> _EXERCISE DETAILS_: Word for word, restate all the records; images are not part of the copy.

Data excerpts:
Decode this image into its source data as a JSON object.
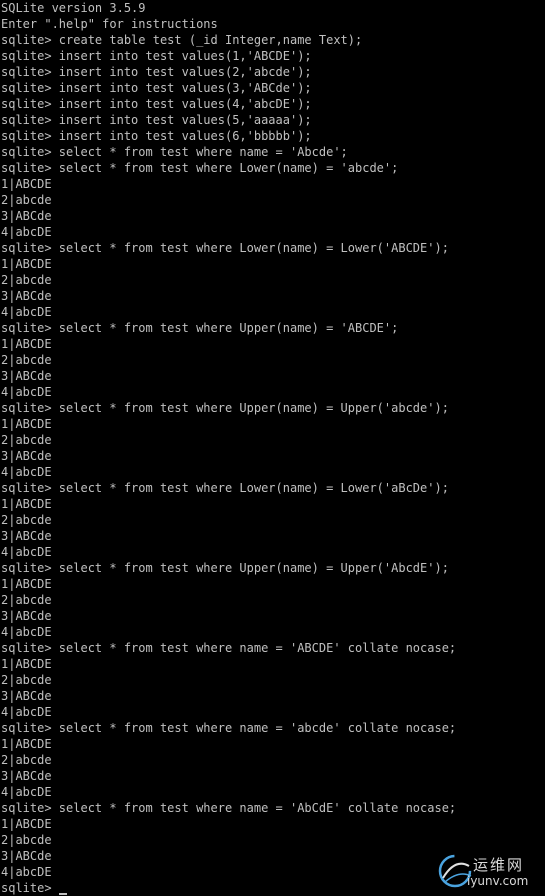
{
  "terminal": {
    "lines": [
      "SQLite version 3.5.9",
      "Enter \".help\" for instructions",
      "sqlite> create table test (_id Integer,name Text);",
      "sqlite> insert into test values(1,'ABCDE');",
      "sqlite> insert into test values(2,'abcde');",
      "sqlite> insert into test values(3,'ABCde');",
      "sqlite> insert into test values(4,'abcDE');",
      "sqlite> insert into test values(5,'aaaaa');",
      "sqlite> insert into test values(6,'bbbbb');",
      "sqlite> select * from test where name = 'Abcde';",
      "sqlite> select * from test where Lower(name) = 'abcde';",
      "1|ABCDE",
      "2|abcde",
      "3|ABCde",
      "4|abcDE",
      "sqlite> select * from test where Lower(name) = Lower('ABCDE');",
      "1|ABCDE",
      "2|abcde",
      "3|ABCde",
      "4|abcDE",
      "sqlite> select * from test where Upper(name) = 'ABCDE';",
      "1|ABCDE",
      "2|abcde",
      "3|ABCde",
      "4|abcDE",
      "sqlite> select * from test where Upper(name) = Upper('abcde');",
      "1|ABCDE",
      "2|abcde",
      "3|ABCde",
      "4|abcDE",
      "sqlite> select * from test where Lower(name) = Lower('aBcDe');",
      "1|ABCDE",
      "2|abcde",
      "3|ABCde",
      "4|abcDE",
      "sqlite> select * from test where Upper(name) = Upper('AbcdE');",
      "1|ABCDE",
      "2|abcde",
      "3|ABCde",
      "4|abcDE",
      "sqlite> select * from test where name = 'ABCDE' collate nocase;",
      "1|ABCDE",
      "2|abcde",
      "3|ABCde",
      "4|abcDE",
      "sqlite> select * from test where name = 'abcde' collate nocase;",
      "1|ABCDE",
      "2|abcde",
      "3|ABCde",
      "4|abcDE",
      "sqlite> select * from test where name = 'AbCdE' collate nocase;",
      "1|ABCDE",
      "2|abcde",
      "3|ABCde",
      "4|abcDE"
    ],
    "prompt": "sqlite> "
  },
  "watermark": {
    "name_cn": "运维网",
    "domain": "iyunv.com"
  },
  "colors": {
    "background": "#000000",
    "text": "#c0c0c0",
    "watermark": "#d8d8d8",
    "watermark_accent": "#4aa3df"
  },
  "icons": {
    "watermark_logo": "globe-swirl-icon",
    "cursor": "block-cursor-icon"
  }
}
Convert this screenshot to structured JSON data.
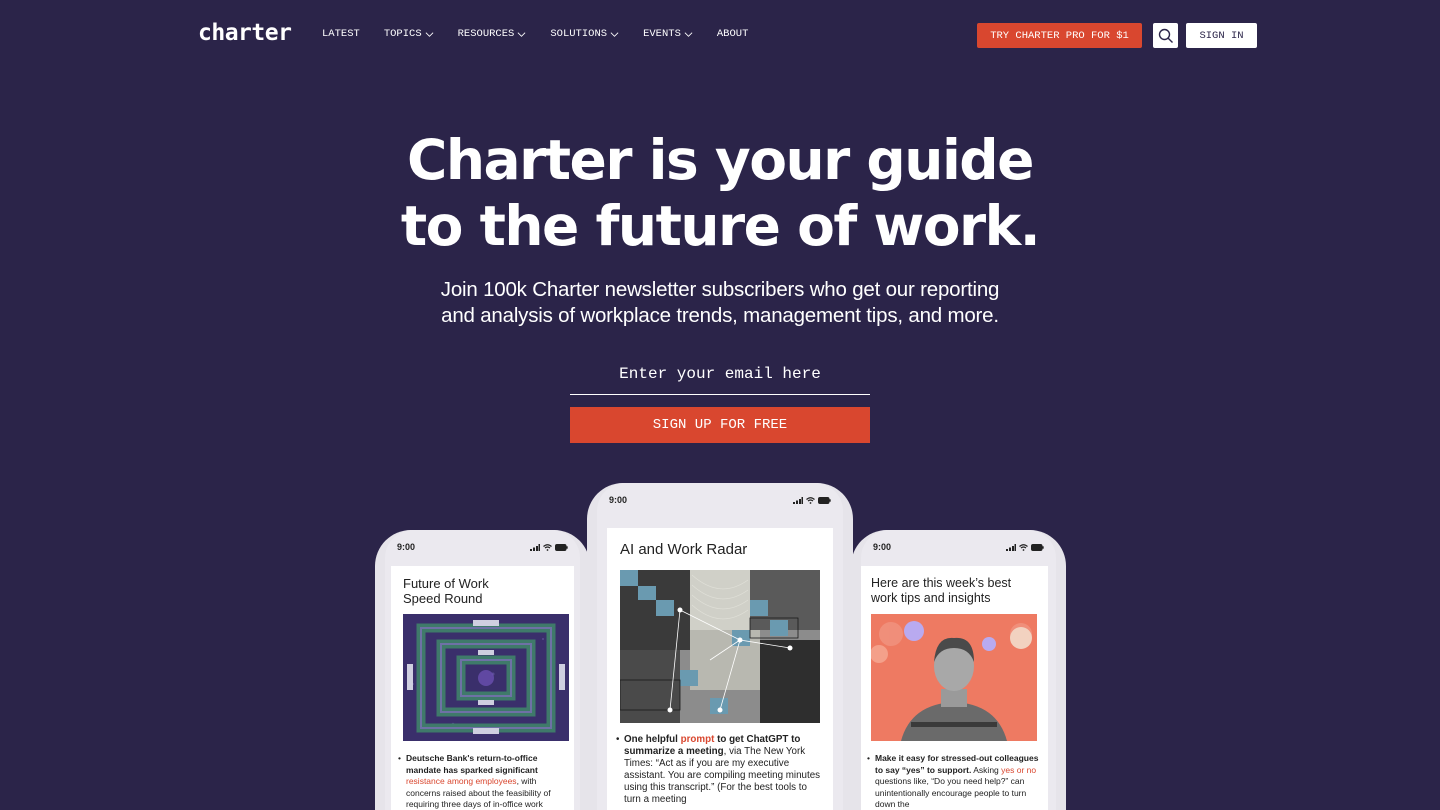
{
  "header": {
    "logo": "charter",
    "nav": [
      {
        "label": "LATEST",
        "dropdown": false
      },
      {
        "label": "TOPICS",
        "dropdown": true
      },
      {
        "label": "RESOURCES",
        "dropdown": true
      },
      {
        "label": "SOLUTIONS",
        "dropdown": true
      },
      {
        "label": "EVENTS",
        "dropdown": true
      },
      {
        "label": "ABOUT",
        "dropdown": false
      }
    ],
    "pro_button": "TRY CHARTER PRO FOR $1",
    "signin_button": "SIGN IN"
  },
  "hero": {
    "title_line1": "Charter is your guide",
    "title_line2": "to the future of work.",
    "subtitle_line1": "Join 100k Charter newsletter subscribers who get our reporting",
    "subtitle_line2": "and analysis of workplace trends, management tips, and more.",
    "email_placeholder": "Enter your email here",
    "signup_button": "SIGN UP FOR FREE"
  },
  "phones": [
    {
      "time": "9:00",
      "title_line1": "Future of Work",
      "title_line2": "Speed Round",
      "bullet_bold": "Deutsche Bank's return-to-office mandate has sparked significant",
      "bullet_link": "resistance among employees",
      "bullet_rest": ", with concerns raised about the feasibility of requiring three days of in-office work"
    },
    {
      "time": "9:00",
      "title": "AI and Work Radar",
      "bullet_bold1": "One helpful",
      "bullet_link": "prompt",
      "bullet_bold2": "to get ChatGPT to summarize a meeting",
      "bullet_rest": ", via The New York Times: “Act as if you are my executive assistant. You are compiling meeting minutes using this transcript.” (For the best tools to turn a meeting"
    },
    {
      "time": "9:00",
      "title_line1": "Here are this week’s best",
      "title_line2": "work tips and insights",
      "bullet_bold": "Make it easy for stressed-out colleagues to say “yes” to support.",
      "bullet_pre": "Asking",
      "bullet_link": "yes or no",
      "bullet_rest": "questions like, “Do you need help?” can unintentionally encourage people to turn down the"
    }
  ],
  "colors": {
    "background": "#2b2449",
    "accent": "#d9472f",
    "text": "#ffffff"
  },
  "icons": [
    "chevron-down-icon",
    "search-icon",
    "signal-icon",
    "wifi-icon",
    "battery-icon"
  ]
}
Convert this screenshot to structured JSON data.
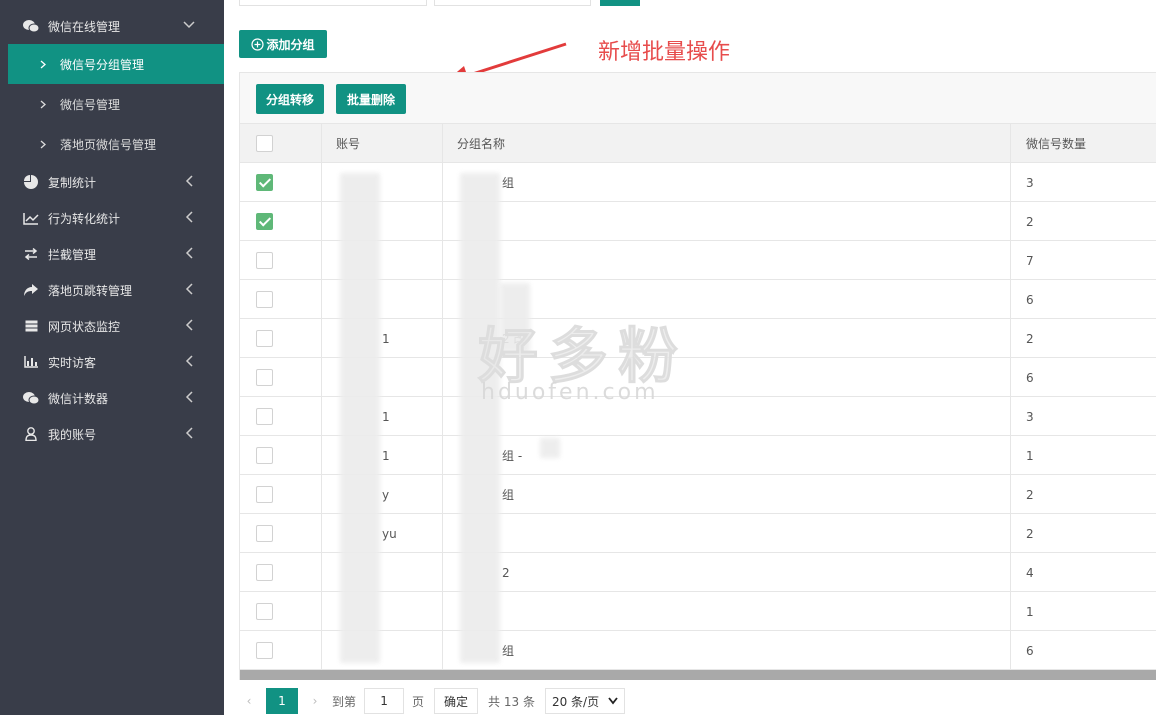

> _RESPONSE FOR THIS EXERCISE_:
Decode this image into its source data as a JSON object.
{
  "terminal": {
    "lines": [
      "SQLite version 3.5.9",
      "Enter \".help\" for instructions",
      "sqlite> create table test (_id Integer,name Text);",
      "sqlite> insert into test values(1,'ABCDE');",
      "sqlite> insert into test values(2,'abcde');",
      "sqlite> insert into test values(3,'ABCde');",
      "sqlite> insert into test values(4,'abcDE');",
      "sqlite> insert into test values(5,'aaaaa');",
      "sqlite> insert into test values(6,'bbbbb');",
      "sqlite> select * from test where name = 'Abcde';",
      "sqlite> select * from test where Lower(name) = 'abcde';",
      "1|ABCDE",
      "2|abcde",
      "3|ABCde",
      "4|abcDE",
      "sqlite> select * from test where Lower(name) = Lower('ABCDE');",
      "1|ABCDE",
      "2|abcde",
      "3|ABCde",
      "4|abcDE",
      "sqlite> select * from test where Upper(name) = 'ABCDE';",
      "1|ABCDE",
      "2|abcde",
      "3|ABCde",
      "4|abcDE",
      "sqlite> select * from test where Upper(name) = Upper('abcde');",
      "1|ABCDE",
      "2|abcde",
      "3|ABCde",
      "4|abcDE",
      "sqlite> select * from test where Lower(name) = Lower('aBcDe');",
      "1|ABCDE",
      "2|abcde",
      "3|ABCde",
      "4|abcDE",
      "sqlite> select * from test where Upper(name) = Upper('AbcdE');",
      "1|ABCDE",
      "2|abcde",
      "3|ABCde",
      "4|abcDE",
      "sqlite> select * from test where name = 'ABCDE' collate nocase;",
      "1|ABCDE",
      "2|abcde",
      "3|ABCde",
      "4|abcDE",
      "sqlite> select * from test where name = 'abcde' collate nocase;",
      "1|ABCDE",
      "2|abcde",
      "3|ABCde",
      "4|abcDE",
      "sqlite> select * from test where name = 'AbCdE' collate nocase;",
      "1|ABCDE",
      "2|abcde",
      "3|ABCde",
      "4|abcDE"
    ],
    "prompt": "sqlite> "
  },
  "watermark": {
    "name_cn": "运维网",
    "domain": "iyunv.com"
  },
  "colors": {
    "background": "#000000",
    "text": "#c0c0c0",
    "watermark": "#d8d8d8",
    "watermark_accent": "#4aa3df"
  },
  "icons": {
    "watermark_logo": "globe-swirl-icon",
    "cursor": "block-cursor-icon"
  }
}
Convert this screenshot to structured JSON data.
{
  "header": {
    "logo": "charter",
    "nav": [
      {
        "label": "LATEST",
        "dropdown": false
      },
      {
        "label": "TOPICS",
        "dropdown": true
      },
      {
        "label": "RESOURCES",
        "dropdown": true
      },
      {
        "label": "SOLUTIONS",
        "dropdown": true
      },
      {
        "label": "EVENTS",
        "dropdown": true
      },
      {
        "label": "ABOUT",
        "dropdown": false
      }
    ],
    "pro_button": "TRY CHARTER PRO FOR $1",
    "signin_button": "SIGN IN"
  },
  "hero": {
    "title_line1": "Charter is your guide",
    "title_line2": "to the future of work.",
    "subtitle_line1": "Join 100k Charter newsletter subscribers who get our reporting",
    "subtitle_line2": "and analysis of workplace trends, management tips, and more.",
    "email_placeholder": "Enter your email here",
    "signup_button": "SIGN UP FOR FREE"
  },
  "phones": [
    {
      "time": "9:00",
      "title_line1": "Future of Work",
      "title_line2": "Speed Round",
      "bullet_bold": "Deutsche Bank's return-to-office mandate has sparked significant",
      "bullet_link": "resistance among employees",
      "bullet_rest": ", with concerns raised about the feasibility of requiring three days of in-office work"
    },
    {
      "time": "9:00",
      "title": "AI and Work Radar",
      "bullet_bold1": "One helpful",
      "bullet_link": "prompt",
      "bullet_bold2": "to get ChatGPT to summarize a meeting",
      "bullet_rest": ", via The New York Times: “Act as if you are my executive assistant. You are compiling meeting minutes using this transcript.” (For the best tools to turn a meeting"
    },
    {
      "time": "9:00",
      "title_line1": "Here are this week’s best",
      "title_line2": "work tips and insights",
      "bullet_bold": "Make it easy for stressed-out colleagues to say “yes” to support.",
      "bullet_pre": "Asking",
      "bullet_link": "yes or no",
      "bullet_rest": "questions like, “Do you need help?” can unintentionally encourage people to turn down the"
    }
  ],
  "colors": {
    "background": "#2b2449",
    "accent": "#d9472f",
    "text": "#ffffff"
  },
  "icons": [
    "chevron-down-icon",
    "search-icon",
    "signal-icon",
    "wifi-icon",
    "battery-icon"
  ]
}
Convert this screenshot to structured JSON data.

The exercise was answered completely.